After reducing its investigative activities during the Covid pandemic, the tax office sent 23,936 such letters relating to offshore matters in 2022-23, up 31 per cent on the 18,260 issued in 2021-22, a freedom of information request has revealed.
The FOI also disclosed that HMRC has stepped up its requests to foreign tax authorities about UK residents. It made 620 such requests in the 2022 calendar year — the most in five years — and has made 298 so far this year.
Andrew Park, partner at accountancy firm Price Bailey, who made the FOI, said the development came after “several years of declining compliance focus on this area”, which he warned may have “lulled taxpayers into a false sense of security”.
The tax authority notably paused compliance investigations for several months during 2020 in response to the Covid-19 pandemic.
“HMRC is clearly stepping up activity targeting taxpayers with undeclared income or gains,” Park said.
John Hood, partner at Moore Kingston Smith, another accountancy firm, also reported increased activity from HMRC on wealthier people with overseas assets.
“The spotlight is truly focused on resident non-doms,” he said. “We’re seeing more enquires on wealthy individuals. They’re definitely under the spotlight.”
Park added the resurgence in activity had come about because the tax agency was under pressure to “maximise tax revenues” and faced “huge pressure to raise their game on compliance generally”.

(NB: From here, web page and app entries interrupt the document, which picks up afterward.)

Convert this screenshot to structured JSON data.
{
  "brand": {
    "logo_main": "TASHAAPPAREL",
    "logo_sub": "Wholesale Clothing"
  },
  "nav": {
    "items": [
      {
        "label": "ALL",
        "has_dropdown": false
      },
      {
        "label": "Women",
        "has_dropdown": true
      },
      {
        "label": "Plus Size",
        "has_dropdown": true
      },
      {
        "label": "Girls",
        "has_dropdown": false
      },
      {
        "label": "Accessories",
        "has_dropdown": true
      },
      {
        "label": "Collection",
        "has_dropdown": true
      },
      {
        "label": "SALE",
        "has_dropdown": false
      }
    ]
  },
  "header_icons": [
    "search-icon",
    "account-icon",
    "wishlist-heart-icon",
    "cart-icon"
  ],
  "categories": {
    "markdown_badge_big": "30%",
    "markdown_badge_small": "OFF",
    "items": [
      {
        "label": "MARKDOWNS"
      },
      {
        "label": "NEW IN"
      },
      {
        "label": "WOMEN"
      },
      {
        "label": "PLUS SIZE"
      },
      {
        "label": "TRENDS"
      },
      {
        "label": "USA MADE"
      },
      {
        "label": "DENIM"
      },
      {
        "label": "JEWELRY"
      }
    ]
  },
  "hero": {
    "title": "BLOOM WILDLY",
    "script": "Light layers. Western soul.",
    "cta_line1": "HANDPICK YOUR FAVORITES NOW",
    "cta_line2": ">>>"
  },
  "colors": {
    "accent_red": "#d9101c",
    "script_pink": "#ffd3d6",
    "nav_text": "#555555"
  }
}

He argued this was partly due to criticism from MPs on the public accounts committee this year, which said HMRC was missing out on billions of pounds of tax revenue because of a “failure to better resource compliance”. HMRC also drew criticism last summer after admitting it had made no estimates on what proportion of foreign financial accounts by UK residents had been properly disclosed. The tax office has since promised to produce these estimates, though they have yet to be published.
The advisers warned anyone receiving letters from HMRC in relation to offshore matters to double check their affairs, as the letters are not generated randomly.
They are based on data the tax office has received through the sharing of information on financial accounts between tax authorities. This international exchange of data, developed by the OECD and known as the Common Reporting Standard, has been approved by 110 countries. Participants include historically popular tax havens such as Switzerland, Bermuda, the British Virgin Islands and the Cayman Islands.
HMRC uses algorithms to trawl data looking for anomalies between the offshore data it receives on UK residents and their UK tax returns — if indeed any have submitted. HMRC’s computers then generate “nudge letters” to the individuals concerned if any potential anomalies are detected, Park said.
However, he added, in his experience a lot of the time the nudge letters were sent to people who were tax compliant. Nevertheless, it remained important for people and their advisers to check no mistakes had been made.
Hood agreed, saying the receipt of a nudge letter “caused a great deal of stress and hassle for people . . . Often you’re having to prove a negative, that there is nothing wrong”.
HMRC said: “We have a strong track record in tackling offshore non-compliance. We have secured around £526mn from offshore initiatives since 2019, demonstrating our commitment to tackling all forms of non-compliance and ensuring everyone pays their share of tax.”